Are they getting the education they will need?
"We are still doing painfully little to take the most necessary step: developing and maintaining the human capital that will determine our future economic prosperity," said the report prepared by the Deutschland Denken think tank for the Lisbon Council for Economic Competitiveness and Social Renewal.
The report, titled "Innovation at Work: the European Human Capital Index," said "policy makers' willingness to talk up 'innovation'" was not matched by investment in human capital. It said Europe was engaged with China and India in a "race to the top" in which "delivering ever higher value-added goods and services will determine our ability to generate the wealth needed to preserve our value-driven model for generations to come."
The study lists countries according to a "human capital index" that considers educational facilities in 13 western European countries correlated with employment, productivity and demography. The findings point to increasing social as well as economic divergence in the European Union.

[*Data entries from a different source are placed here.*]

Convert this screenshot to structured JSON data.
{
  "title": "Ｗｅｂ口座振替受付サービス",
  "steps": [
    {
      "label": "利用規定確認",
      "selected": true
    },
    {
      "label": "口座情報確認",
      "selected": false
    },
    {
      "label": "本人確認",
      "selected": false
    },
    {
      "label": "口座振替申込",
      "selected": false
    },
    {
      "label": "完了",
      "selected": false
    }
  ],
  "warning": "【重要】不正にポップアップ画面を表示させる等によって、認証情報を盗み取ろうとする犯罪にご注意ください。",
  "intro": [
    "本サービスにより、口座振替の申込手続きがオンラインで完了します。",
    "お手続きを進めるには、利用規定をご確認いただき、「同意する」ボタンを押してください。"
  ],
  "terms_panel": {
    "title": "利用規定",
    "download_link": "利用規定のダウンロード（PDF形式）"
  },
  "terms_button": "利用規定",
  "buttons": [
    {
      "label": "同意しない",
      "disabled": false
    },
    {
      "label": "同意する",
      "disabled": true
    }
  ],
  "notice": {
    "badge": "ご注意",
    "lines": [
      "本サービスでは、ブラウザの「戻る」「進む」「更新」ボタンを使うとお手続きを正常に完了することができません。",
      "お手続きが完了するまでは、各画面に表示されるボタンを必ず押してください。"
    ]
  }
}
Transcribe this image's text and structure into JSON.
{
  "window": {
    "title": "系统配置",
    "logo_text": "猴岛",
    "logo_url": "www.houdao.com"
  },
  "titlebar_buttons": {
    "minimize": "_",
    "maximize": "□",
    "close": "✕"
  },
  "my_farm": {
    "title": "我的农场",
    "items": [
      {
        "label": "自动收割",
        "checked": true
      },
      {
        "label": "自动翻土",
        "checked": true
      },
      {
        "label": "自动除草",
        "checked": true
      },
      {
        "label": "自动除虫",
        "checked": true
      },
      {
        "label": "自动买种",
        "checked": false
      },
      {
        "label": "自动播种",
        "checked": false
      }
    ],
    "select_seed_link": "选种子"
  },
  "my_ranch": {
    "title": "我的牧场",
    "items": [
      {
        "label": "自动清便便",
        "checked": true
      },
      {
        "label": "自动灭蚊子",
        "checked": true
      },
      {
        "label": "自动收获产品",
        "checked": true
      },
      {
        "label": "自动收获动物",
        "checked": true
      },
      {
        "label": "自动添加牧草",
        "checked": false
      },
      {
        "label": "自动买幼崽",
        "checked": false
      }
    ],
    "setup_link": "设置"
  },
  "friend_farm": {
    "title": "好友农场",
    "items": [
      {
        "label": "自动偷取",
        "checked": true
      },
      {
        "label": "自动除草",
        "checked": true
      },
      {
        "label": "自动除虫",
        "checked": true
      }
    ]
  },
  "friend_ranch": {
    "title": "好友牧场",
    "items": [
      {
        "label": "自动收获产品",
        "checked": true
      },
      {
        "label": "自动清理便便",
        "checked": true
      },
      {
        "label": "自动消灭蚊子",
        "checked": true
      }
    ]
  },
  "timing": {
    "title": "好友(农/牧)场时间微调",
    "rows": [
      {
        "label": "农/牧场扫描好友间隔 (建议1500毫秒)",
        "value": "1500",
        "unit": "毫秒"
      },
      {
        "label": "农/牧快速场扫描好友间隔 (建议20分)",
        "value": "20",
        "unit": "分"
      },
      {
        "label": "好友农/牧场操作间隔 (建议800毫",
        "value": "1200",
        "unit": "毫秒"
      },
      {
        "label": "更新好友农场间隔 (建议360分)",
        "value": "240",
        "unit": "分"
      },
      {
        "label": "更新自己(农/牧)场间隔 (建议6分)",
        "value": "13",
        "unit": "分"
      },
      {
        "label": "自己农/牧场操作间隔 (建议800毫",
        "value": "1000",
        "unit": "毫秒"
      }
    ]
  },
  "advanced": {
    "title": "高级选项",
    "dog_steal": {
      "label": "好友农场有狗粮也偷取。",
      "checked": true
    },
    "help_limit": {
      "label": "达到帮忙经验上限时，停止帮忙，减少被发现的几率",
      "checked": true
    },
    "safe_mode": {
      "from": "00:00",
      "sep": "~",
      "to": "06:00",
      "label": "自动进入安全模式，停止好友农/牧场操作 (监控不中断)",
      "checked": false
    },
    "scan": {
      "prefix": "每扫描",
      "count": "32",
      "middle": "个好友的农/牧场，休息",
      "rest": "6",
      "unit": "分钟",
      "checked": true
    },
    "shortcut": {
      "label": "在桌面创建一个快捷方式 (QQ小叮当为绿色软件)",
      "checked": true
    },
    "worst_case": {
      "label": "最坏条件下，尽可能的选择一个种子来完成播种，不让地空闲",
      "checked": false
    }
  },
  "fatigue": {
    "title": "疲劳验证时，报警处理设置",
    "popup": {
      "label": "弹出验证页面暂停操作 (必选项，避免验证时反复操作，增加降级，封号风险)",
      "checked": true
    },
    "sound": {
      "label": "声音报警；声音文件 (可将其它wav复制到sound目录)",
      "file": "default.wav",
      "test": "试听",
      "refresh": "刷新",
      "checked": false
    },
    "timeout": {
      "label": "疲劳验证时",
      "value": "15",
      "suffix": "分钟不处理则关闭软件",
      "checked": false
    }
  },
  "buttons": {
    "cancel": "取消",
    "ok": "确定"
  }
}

"Some countries -- notably Germany and Italy -- are courting disaster by allowing their human capital to stagnate through high workforce exclusion and chronic underinvestment in education and training," the study said. If present trends continue, it warned, "the citizens of Germany and Italy could find themselves with 50 percent lower gross domestic product per head than people in Sweden, Ireland or the United Kingdom by 2030."
The banner reads "cut": German education is chronically underfunded
It said Sweden invests twice as many resources in school, university and adult education as Italy or Spain.
In general, Europe spends less on education than its peers in the Organization for Economic Cooperation and Development," the report said.
Immigration is the answer
It added, "Europe's current competitive edge in a globalized world, its highly educated work force will stay competitive only with higher and better public sector investments.
The most obvious, but by no means easy, solution is immigration," it said, but by 2030, "can Germans or Italians learn to live in a society where every other 20-year-old is a foreigner."
On-the-job training is a way to get ahead
Even though a country has lagged behind in educational investment, it can rapidly reestablish the situation by providing opportunities for adult education and on-job training, which is one of the reasons for the success of the Nordic countries, the study said.
For example, people between the ages of 44 and 64 in Sweden spend an average of 358 hours a year on job-related training, twice as much as the Germans and three times as much as the Spaniards.
Sweden also spends 1.7 percent of its gross domestic product on its universities, which is just behind Denmark and Finland, but almost twice as much as Italy.